For the dyamic import I store all my shared methods in /imports/methods/ grouped into logical files for dynamic importing. e.g. I have all my admin methods (which are only used by logged-in admins) in one file, and then import that file in the main admin component. The server imports all of the files.

For this reason, my landing page which consists of only links to other routes does not contain any methods at all in the initial js bundle.

I do also have some server only methods which only make sense on the server, e.g. credit card payments, etc. These are all in /server/methods/... and so automatically imported into the server bundle. I prefix the names of all these methods with server. so it’s obvious that they are server only.

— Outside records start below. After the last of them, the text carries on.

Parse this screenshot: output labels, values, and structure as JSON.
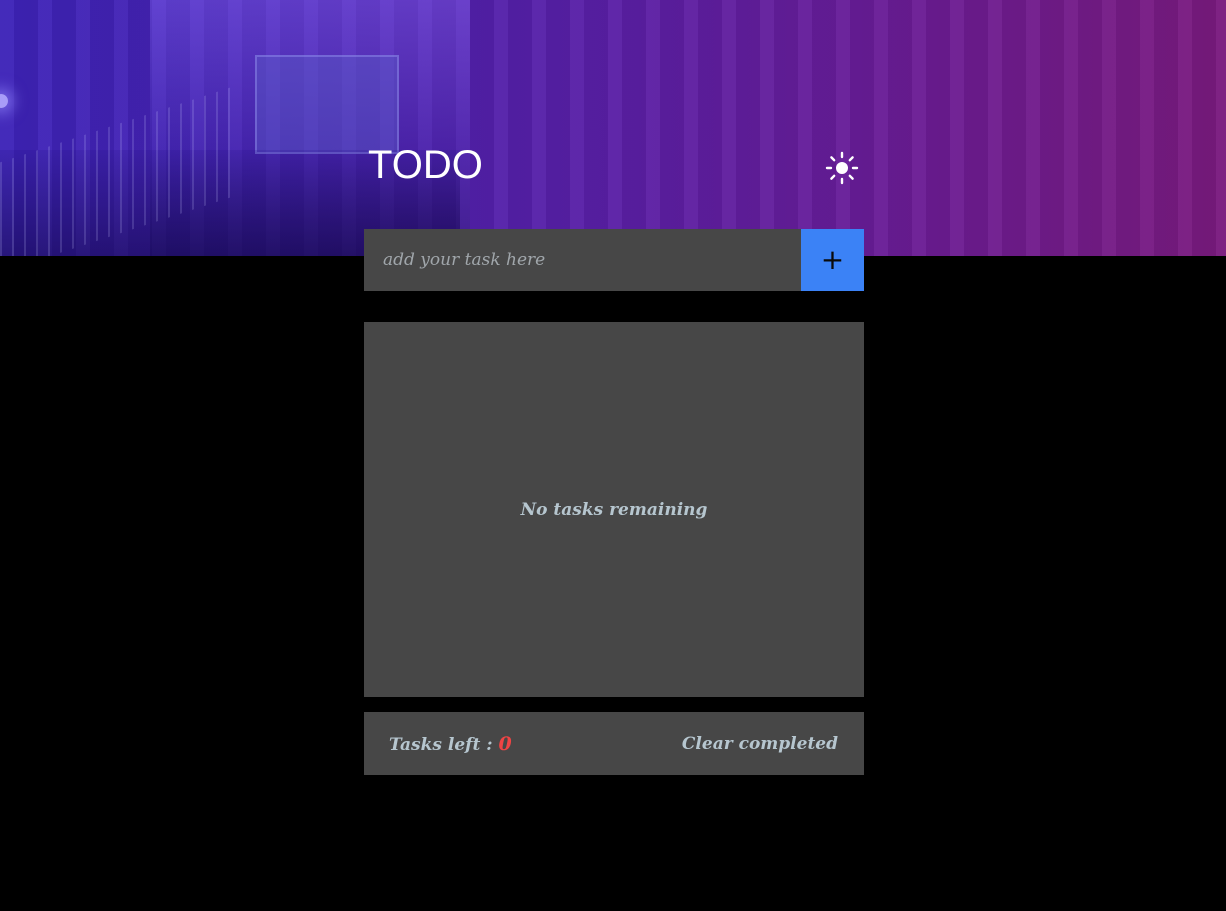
{
  "header": {
    "title": "TODO",
    "theme_icon": "sun-icon"
  },
  "add_form": {
    "placeholder": "add your task here",
    "value": "",
    "add_label": "+"
  },
  "task_list": {
    "empty_message": "No tasks remaining",
    "items": []
  },
  "footer": {
    "tasks_left_label": "Tasks left :",
    "tasks_left_count": "0",
    "clear_label": "Clear completed"
  },
  "colors": {
    "accent": "#3b82f6",
    "count": "#ef4444",
    "panel": "#474747",
    "muted_text": "#b6c6cf"
  }
}
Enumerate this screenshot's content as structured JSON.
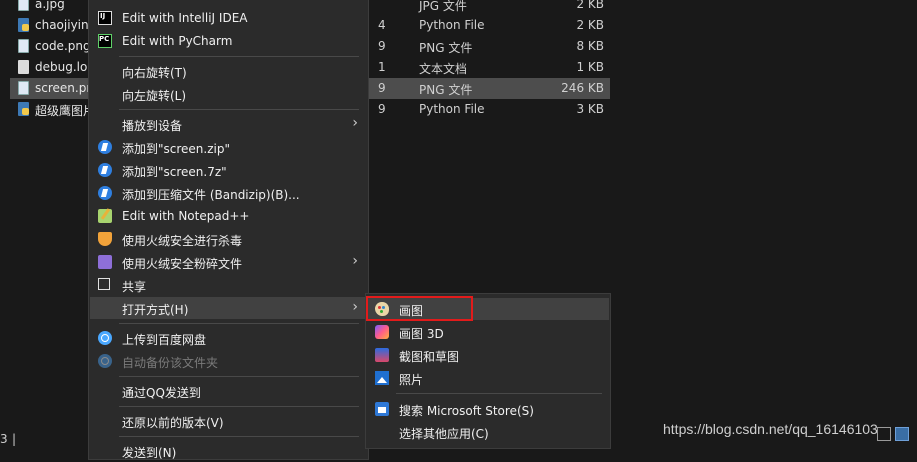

If you really wanted to hide your business logic, or minimize the size of the js bundle or dynamic imports, then you could embed submethods within your shared methods:

Meteor.methods({
  'doSomething': function() {
    // validate auth and parameters...
    // then...
    Meteor.isServer && Meteor.call('server.doSomething.pre', ...);
    // do something public to update the local UI quickly
    // then...
    Meteor.isServer && Meteor.call('server.doSomething.post', ...);
    return something;
  },

Alternatively, there’s nothing stopping you from importing completely different method code but with the same name on the client compared to the server - as long as they do the same thing from the client’s POV.

One way of doing it is by keeping your collections flat and simple. This could be done by making it more relational and ref stuff by id.

Very interesting takes @wildhart, thanks!

We’ll probably go with adding a few select methods to the client, especially the update methods, so that we can easily get some latency-compensation without a lot of effort.

We happen to not have the constraint of scaling to tons of users, as our apps provide a lot of value to a very small amount of users. So CPUs are always at low usage :slight_smile: